Tuesday, April 7, 2009

Protests Escalate in Moldova

In a scene reminiscent of Georgian protesters' occupation of parliament in 2003 and Kyrgyz protesters' takeover of the presidential administration building in 2005, Moldovan protesters attacked parliament to express their deep dissatisfaction with Sunday's election. An unpublished imedia report suggests that the opposition has not planned major protests, but may "organize 'mass protests' soon," perhaps spurred on by the demonstrations on Monday and Tuesday. Several sources, including imedia, suggest that mobilization has been decentralized, with young people organizing activities online and by using sms. Protest is difficult to organize and maintain, however. Facing an overwhelming gap between the PCRM and opposition parties' tallies at the polls, lacking clear evidence of widespread falsification and condemnation from international observers, and absent plans to stage long-term protests, the odds are stacked heavily against the opposition.

Monday, April 6, 2009

Post-Election Protest

Several thousand Moldovans protested the PCRM's victory in yesterday's election, alleging that vote fraud was a major factor in the PCRM's success (the OSCE's preliminary post-election report was generally positive, although some problems were noted). Reports indicate that largely young people were mobilized. Estimates of protest size range from 2,500 to 20,000; photographs certainly suggest that the number of participants exceeds the lowest estimates. More protests are scheduled for Tuesday.

The Results are In

With just under 2% left to count (98.08% reporting), the Party of Communists (PCRM) has 49.96% of the vote, with the PL (12.78%), PLDM (12.26%), and ALM (9.81%) trailing far behind. With roughly 15% of the vote wasted on parties failing to pass the 6% barrier, the PCRM will secure a majority in parliament. While the exit polls indicated a lower tally for the PCRM, it is likely within the margin of error (which was not reported). Hopefully, the CEC will release data aggregated at a lower level to facilitate more extensive analysis of the results.

[The graphic is posted on the CEC site.]

Sunday, April 5, 2009

Preliminary Results in Moldova

At the time of this post, it is a bit past 3 am in Chisinau, Moldova. The CEC is reporting results with 31.45% of the vote counted, and the Party of Communists leads with 53.87% of the recorded votes. While the CEC has posted information about polling stations, the current reports about voting are aggregated at the national level only. It is difficult to assess how the vote count is likely to evolve without a sense of what precincts have reported. With the previously mentioned BBC report on exit polls as a guide, we should expect the Communist tally to taper off as more results come in.

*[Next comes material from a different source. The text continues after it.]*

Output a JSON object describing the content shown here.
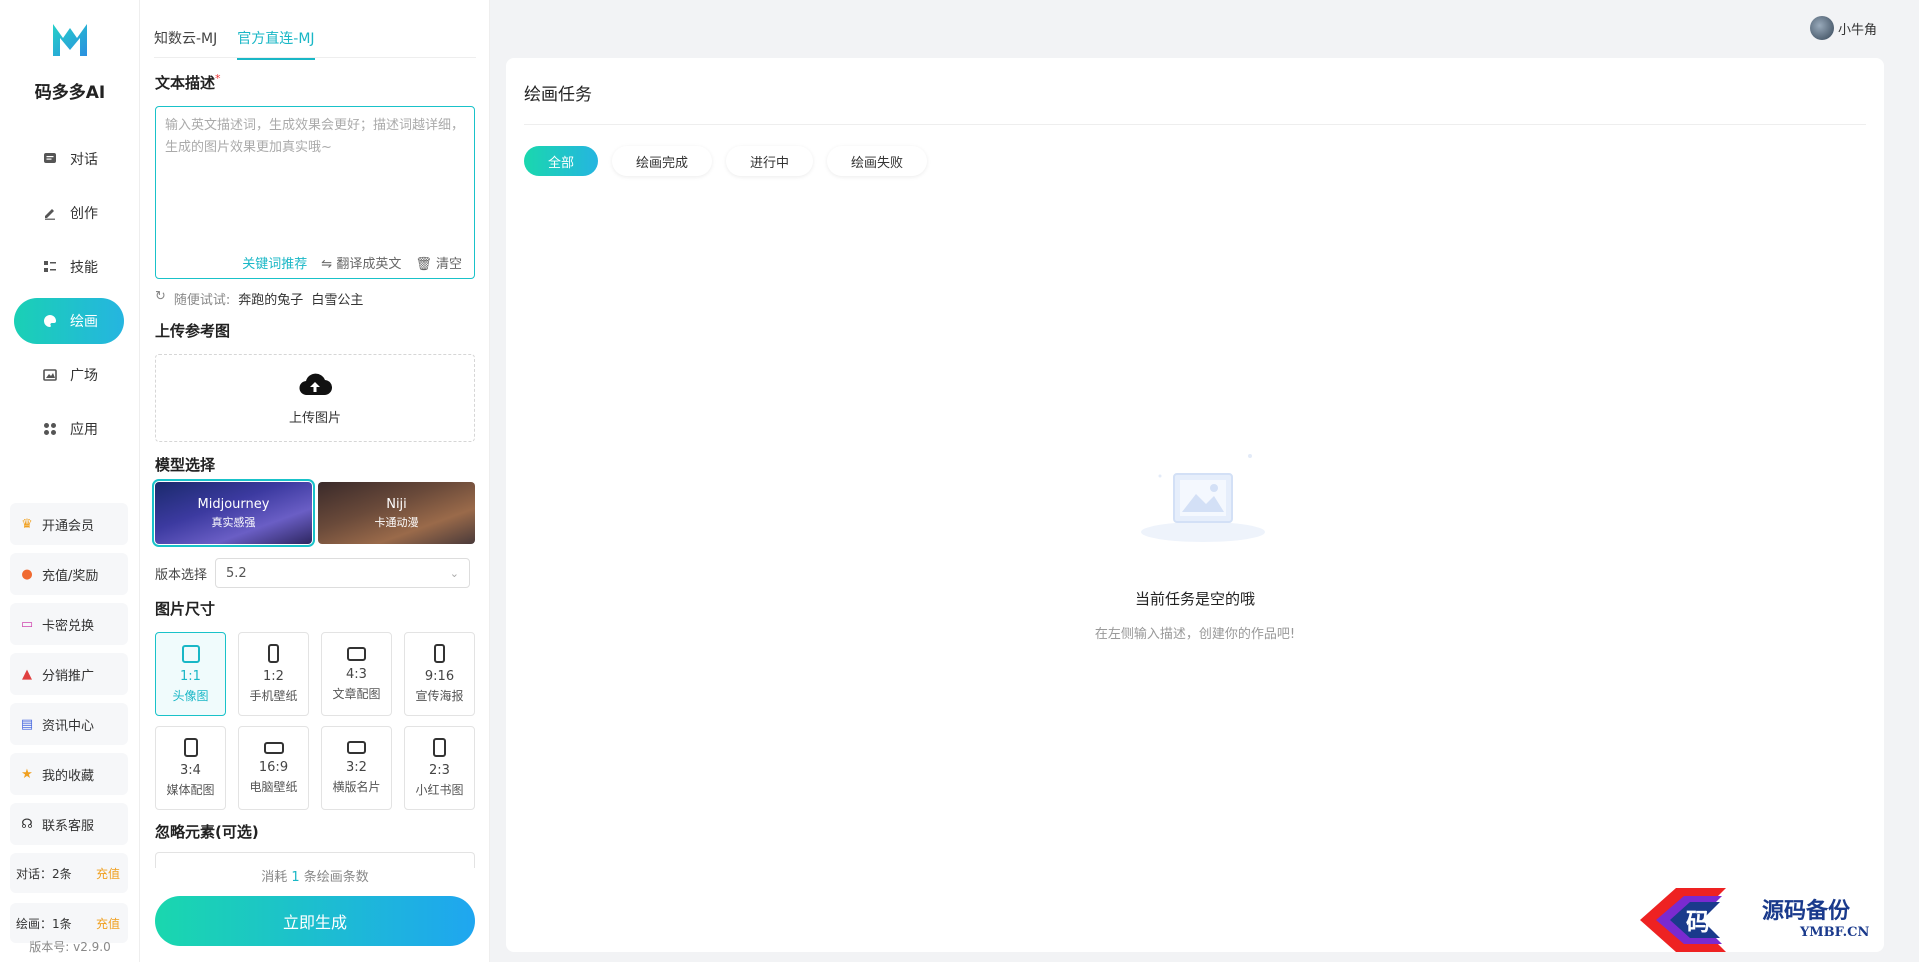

Turnout in Moldova

The CEC is reporting regional turnout data (but no precinct-level results seem to be available). As of 6:45 p.m., national turnout was 52.4%, ranging from a high of 73.28% in Basarabeasca to a low of 43.09% in Balti. Lenta.ru notes that the election officially passed the minimum turnout threshold of 50%. The CEC will also post preliminary results, but it is too early for information to be available.

UPDATE (4/5/09, 2:45 pm Central Time (US)): The CEC server seems to be down. A BBC report on exit polls indicates that the Party of Communists should enjoy a substantial win (46%).

UPDATE (4/5/09, 7:00 pm Central Time (US)): The CEC server is up and is reporting some preliminary results as well as updated turnout data.

Friday, April 3, 2009

Under the Radar

Moldova's parliamentary election is only two days away, but it continues to fly under the radar of Western news organizations (even those covering the post-Soviet region). The CEC has published documents related to the election (pdf in Russian), but its website provides limited information. Moldova Azi reports on CEC preparations and concerns about potential problems on Sunday. The OSCE has posted several preliminary reports. I will post additional information in the coming days, but I am currently attending a conference (limiting my ability to be attentive to the final hours of the campaign).